Each line of the data must reappear exactly in your answer, with no images included.

*** Opening of MATERIAL FOR THIS TASK ***

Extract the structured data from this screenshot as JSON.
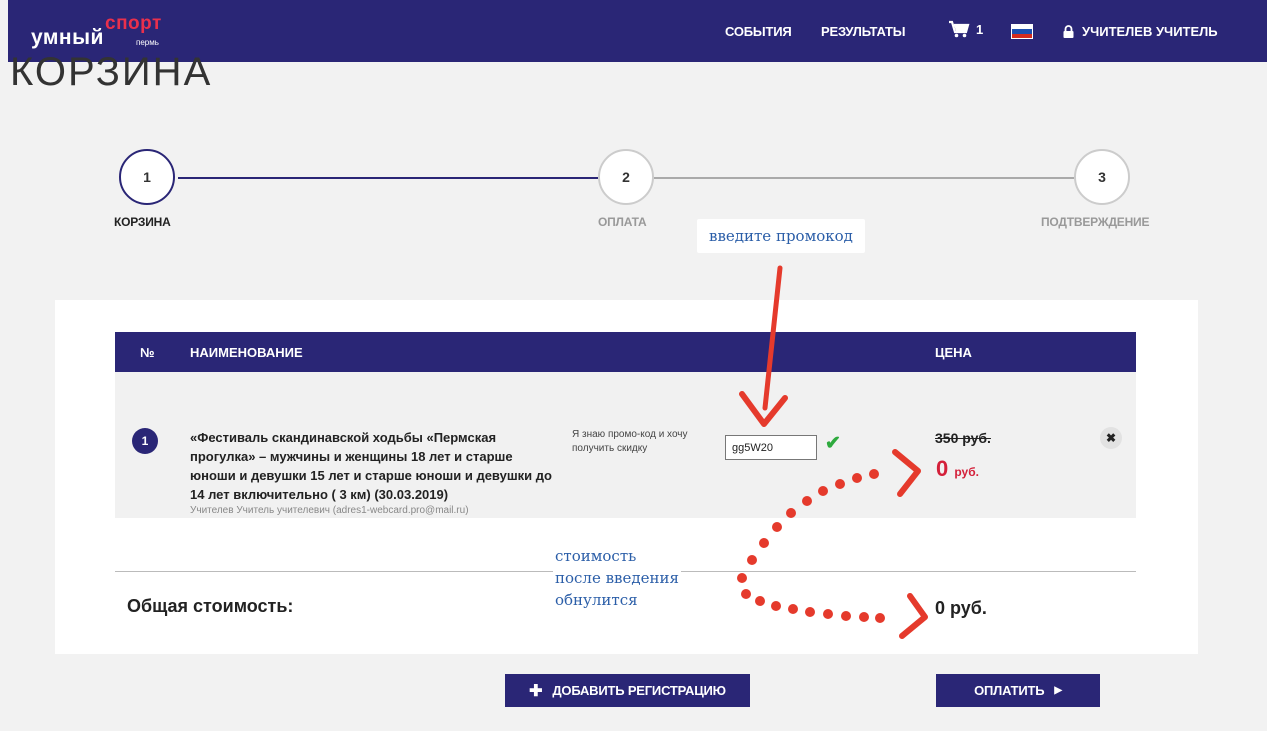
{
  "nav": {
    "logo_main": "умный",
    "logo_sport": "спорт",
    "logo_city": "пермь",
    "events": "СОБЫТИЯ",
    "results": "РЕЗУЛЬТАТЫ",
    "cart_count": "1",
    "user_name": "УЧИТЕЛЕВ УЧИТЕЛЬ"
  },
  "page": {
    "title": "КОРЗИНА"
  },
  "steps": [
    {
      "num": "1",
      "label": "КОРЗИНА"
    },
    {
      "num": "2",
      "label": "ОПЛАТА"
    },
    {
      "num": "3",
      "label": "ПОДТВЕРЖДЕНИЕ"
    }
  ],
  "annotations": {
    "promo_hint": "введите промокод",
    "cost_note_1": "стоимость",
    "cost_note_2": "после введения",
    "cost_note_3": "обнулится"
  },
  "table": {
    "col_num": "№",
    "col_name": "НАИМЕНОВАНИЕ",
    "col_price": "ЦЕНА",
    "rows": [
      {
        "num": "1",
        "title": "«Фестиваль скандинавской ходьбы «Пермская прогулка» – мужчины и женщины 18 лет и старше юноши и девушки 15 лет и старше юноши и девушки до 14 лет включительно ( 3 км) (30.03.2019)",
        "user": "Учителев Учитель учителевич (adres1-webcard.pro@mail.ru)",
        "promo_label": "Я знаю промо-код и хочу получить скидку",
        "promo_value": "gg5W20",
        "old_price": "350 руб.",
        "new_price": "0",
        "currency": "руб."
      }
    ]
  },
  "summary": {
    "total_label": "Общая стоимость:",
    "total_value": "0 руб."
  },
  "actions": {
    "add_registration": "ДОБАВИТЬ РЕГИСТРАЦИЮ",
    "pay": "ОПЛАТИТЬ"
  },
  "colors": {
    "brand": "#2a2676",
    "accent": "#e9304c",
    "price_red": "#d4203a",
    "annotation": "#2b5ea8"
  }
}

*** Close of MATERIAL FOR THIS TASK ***

[EXPECTED ANSWER]:
Extract the structured data from this screenshot as JSON.
{
  "nav": {
    "logo_main": "умный",
    "logo_sport": "спорт",
    "logo_city": "пермь",
    "events": "СОБЫТИЯ",
    "results": "РЕЗУЛЬТАТЫ",
    "cart_count": "1",
    "user_name": "УЧИТЕЛЕВ УЧИТЕЛЬ"
  },
  "page": {
    "title": "КОРЗИНА"
  },
  "steps": [
    {
      "num": "1",
      "label": "КОРЗИНА"
    },
    {
      "num": "2",
      "label": "ОПЛАТА"
    },
    {
      "num": "3",
      "label": "ПОДТВЕРЖДЕНИЕ"
    }
  ],
  "annotations": {
    "promo_hint": "введите промокод",
    "cost_note_1": "стоимость",
    "cost_note_2": "после введения",
    "cost_note_3": "обнулится"
  },
  "table": {
    "col_num": "№",
    "col_name": "НАИМЕНОВАНИЕ",
    "col_price": "ЦЕНА",
    "rows": [
      {
        "num": "1",
        "title": "«Фестиваль скандинавской ходьбы «Пермская прогулка» – мужчины и женщины 18 лет и старше юноши и девушки 15 лет и старше юноши и девушки до 14 лет включительно ( 3 км) (30.03.2019)",
        "user": "Учителев Учитель учителевич (adres1-webcard.pro@mail.ru)",
        "promo_label": "Я знаю промо-код и хочу получить скидку",
        "promo_value": "gg5W20",
        "old_price": "350 руб.",
        "new_price": "0",
        "currency": "руб."
      }
    ]
  },
  "summary": {
    "total_label": "Общая стоимость:",
    "total_value": "0 руб."
  },
  "actions": {
    "add_registration": "ДОБАВИТЬ РЕГИСТРАЦИЮ",
    "pay": "ОПЛАТИТЬ"
  },
  "colors": {
    "brand": "#2a2676",
    "accent": "#e9304c",
    "price_red": "#d4203a",
    "annotation": "#2b5ea8"
  }
}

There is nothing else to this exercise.